Vasti Jackson, a renowned international guitarist has boldly call-out propounders of music streaming technology saying that, contrary to popular narratives that online distribution of creative materials is the new business of the new world, it does not make business sense to stream materials online as creators.
Speaking at the second edition of the Beyond The Return Conversations series organized by the Ghana Tourism Authority, under the theme “business of music”, Vasti made bold observations that, the culture of streaming rather killed the business of music.
This goes to confirm a statement by music entertainment journalist and board member of 3 Music Awards, Kelly Nii Lartey Mensah who also made similar suggestions for the industry to support hardware sales because online streaming bring little profit compared to previous CD purchases.
“You think you are making hits with streaming numbers but you are not making money.” Vasti said on how the streaming platforms and aggregators take the chunk of money and give peanuts to the artistes when it comes to streaming.
It can be deduced that the impression created with news of artistes making strides with streaming numbers doesn’t impress the legendary guitarist.About The Beyond The Return Conversations
The Business of Music is a masterclass organized by the Ghana Tourism Authority, the Creative Council, Beyond the Return secretariat and The Bridge Zone – all under the auspices of the Ministry of Tourism, Arts & Culture.
The major topic for speakers was, ‘Finding Innovative Ways to Market Ghanaian Music to the Rest of The World’,. Speakers at the forum came from varied fields of the arts including; Malcom Xavier, Coriya Burns, Dontae Winslow, Glyn Aikins and Mark Okraku Mantey.

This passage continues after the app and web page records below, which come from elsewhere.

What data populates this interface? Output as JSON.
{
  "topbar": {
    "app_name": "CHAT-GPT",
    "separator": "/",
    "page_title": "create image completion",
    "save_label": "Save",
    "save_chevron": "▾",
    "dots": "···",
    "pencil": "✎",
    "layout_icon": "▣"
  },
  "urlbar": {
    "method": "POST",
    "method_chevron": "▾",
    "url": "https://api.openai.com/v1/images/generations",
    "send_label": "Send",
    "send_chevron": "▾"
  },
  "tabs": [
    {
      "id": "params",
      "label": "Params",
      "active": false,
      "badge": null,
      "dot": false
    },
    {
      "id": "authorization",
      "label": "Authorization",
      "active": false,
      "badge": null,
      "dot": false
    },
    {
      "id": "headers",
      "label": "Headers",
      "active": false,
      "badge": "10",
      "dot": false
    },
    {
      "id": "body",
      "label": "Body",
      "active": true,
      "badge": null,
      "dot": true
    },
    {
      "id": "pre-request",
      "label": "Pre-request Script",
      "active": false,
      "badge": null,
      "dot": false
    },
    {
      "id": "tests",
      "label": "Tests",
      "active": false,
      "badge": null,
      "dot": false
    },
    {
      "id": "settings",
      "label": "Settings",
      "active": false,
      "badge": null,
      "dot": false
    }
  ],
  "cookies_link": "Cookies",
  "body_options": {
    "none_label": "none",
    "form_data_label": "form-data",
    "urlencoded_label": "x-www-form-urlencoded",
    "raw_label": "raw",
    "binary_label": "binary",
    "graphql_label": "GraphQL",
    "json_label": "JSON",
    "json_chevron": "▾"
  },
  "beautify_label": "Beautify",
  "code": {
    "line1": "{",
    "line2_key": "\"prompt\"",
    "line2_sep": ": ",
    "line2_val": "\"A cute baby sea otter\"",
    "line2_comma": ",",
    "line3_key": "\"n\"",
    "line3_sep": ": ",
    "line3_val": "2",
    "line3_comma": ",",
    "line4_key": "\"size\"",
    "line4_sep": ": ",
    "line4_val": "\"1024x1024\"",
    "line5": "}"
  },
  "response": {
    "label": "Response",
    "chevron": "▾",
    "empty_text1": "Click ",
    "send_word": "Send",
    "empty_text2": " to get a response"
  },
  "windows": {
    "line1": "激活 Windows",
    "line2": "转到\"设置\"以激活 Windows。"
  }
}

Vasti Jackson also talked about how streaming has affected music production.
“Streaming has devalued music,” he advised.
“Spend time to develop your craft than something you don’t develop,” he stated.
Vasti Jackson is guitarist, singer, songwriter and record producer. His album, ‘The Soul of Jimmie Rodgers’ won the Best Traditional Blues Album category at the 59th Grammys.